Rural History 2015

Panel 41

Organizers: Gerhard, Gesine Martina (1)

Affiliation: 1: University of Pacific, United States of America

Title: Agrarian Virtues in Troubled Times: Food and Wine Production during War and Depression

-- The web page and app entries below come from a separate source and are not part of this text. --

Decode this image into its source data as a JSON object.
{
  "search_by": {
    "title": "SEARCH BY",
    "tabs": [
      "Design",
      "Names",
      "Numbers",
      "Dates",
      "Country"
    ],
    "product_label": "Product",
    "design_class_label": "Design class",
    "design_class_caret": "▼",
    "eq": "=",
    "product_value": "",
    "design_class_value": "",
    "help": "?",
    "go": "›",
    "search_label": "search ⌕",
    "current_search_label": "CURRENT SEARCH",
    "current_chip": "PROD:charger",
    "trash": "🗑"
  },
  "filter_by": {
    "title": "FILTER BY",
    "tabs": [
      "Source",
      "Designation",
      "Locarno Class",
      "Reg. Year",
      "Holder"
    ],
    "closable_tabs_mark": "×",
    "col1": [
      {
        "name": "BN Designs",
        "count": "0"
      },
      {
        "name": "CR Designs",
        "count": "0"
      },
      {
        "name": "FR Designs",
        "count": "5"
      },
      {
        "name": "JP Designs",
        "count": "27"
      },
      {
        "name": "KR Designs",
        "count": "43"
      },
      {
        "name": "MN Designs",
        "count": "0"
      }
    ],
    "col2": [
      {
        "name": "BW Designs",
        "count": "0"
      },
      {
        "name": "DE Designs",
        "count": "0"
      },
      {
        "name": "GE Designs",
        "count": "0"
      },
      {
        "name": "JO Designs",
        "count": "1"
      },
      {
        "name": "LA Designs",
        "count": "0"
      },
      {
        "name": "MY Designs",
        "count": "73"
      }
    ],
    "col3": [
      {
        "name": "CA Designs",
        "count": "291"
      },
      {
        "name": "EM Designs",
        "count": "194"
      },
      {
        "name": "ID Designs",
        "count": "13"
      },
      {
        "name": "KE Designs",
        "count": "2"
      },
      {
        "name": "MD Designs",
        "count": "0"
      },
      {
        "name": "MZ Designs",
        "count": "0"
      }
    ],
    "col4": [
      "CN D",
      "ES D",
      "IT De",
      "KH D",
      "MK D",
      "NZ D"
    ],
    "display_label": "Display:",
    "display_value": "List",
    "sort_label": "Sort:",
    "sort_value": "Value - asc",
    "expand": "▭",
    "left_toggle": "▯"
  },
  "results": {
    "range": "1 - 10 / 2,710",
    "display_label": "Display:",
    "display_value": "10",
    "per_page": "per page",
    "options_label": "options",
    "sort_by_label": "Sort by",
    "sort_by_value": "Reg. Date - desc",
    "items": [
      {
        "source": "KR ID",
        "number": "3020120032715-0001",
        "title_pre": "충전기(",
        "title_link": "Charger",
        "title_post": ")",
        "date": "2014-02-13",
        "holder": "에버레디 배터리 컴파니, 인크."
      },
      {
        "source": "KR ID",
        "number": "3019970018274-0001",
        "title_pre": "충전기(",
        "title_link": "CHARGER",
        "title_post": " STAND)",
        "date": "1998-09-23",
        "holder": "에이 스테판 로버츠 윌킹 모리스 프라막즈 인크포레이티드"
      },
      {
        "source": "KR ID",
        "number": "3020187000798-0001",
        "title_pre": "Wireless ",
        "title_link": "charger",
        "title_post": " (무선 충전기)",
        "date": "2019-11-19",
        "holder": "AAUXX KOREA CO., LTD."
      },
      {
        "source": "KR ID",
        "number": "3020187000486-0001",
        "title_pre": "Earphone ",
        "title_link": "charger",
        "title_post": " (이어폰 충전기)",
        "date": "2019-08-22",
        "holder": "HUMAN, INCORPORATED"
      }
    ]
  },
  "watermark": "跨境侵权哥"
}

"This panel explores how governments, food growers and wine producers used the rhetoric of agrarian virtues to increase agricultural production, ensure compliance with food controls and influence consumer behavior during the Great Depression and World War II.
The paper on France examines the contrast between Vichy government propaganda praising the economic importance and work ethic of peasants as the foundation for a healthy national economy, and the actual policies imposing a regime of fixed prices and state collection. The paper pays attention to the growing tensions between urban populations desperate for additional food in a tight rationing regime and the belief that farmers were earning massive profits by selling their produce at high prices on the black market. In the end, the Vichy Regime encouraged black market activity and managed to foster food shortages even in areas of agricultural surplus.
In Germany, the Nazi government also went to great lengths to praise the contributions of peasants and the value of their work. Peasants responded positively to the elevation of their status and produced food at low prices, but agricultural production could never be controlled to the degree that the Nazi planners had intended. To deal with the shortages, Nazi propaganda set out to change German eating habits by promoting domestically grown food and Spartan meals. A carefully designed food rationing system stretched limited resources and ensured that Germans had enough to it.
In California after Prohibition, vintners used symbols of agrarian virtue in their quest to broaden the mass market for wine and tried to unite grape growers and winemakers behind a collective advertising campaign. This paper demonstrates how a variety of factors—including ethnic identity, company size, and heavy investment in the wine industry during the war by major distillers (the paragons of mass production)—influenced how vintners and growers conceived of themselves as producers and how they deployed rural and industrial symbols to enhance wine’s mass market appeal."



Chair: Ken Albala, University of the Pacific, USA

Paper 1: "La terre, elle, ne ment pas: Vichy Mismanagement of French Agriculture, 1940-1944"

Kenneth Mouré, University of Alberta, Canada

Paper 2: “Eating at Home: Food Production and the Nazi Diet during World War II”

Gesine Gerhard, University of the Pacific, USA

Paper 3: “California Wine and the Politics of Agrarian Virtue during the Great Depression and World War II”

Lisa Jacobson, University of California, Santa Barbara, USA


Suggested deadline for sending completed papers 31 july 2015

© 2014 Rural History 2015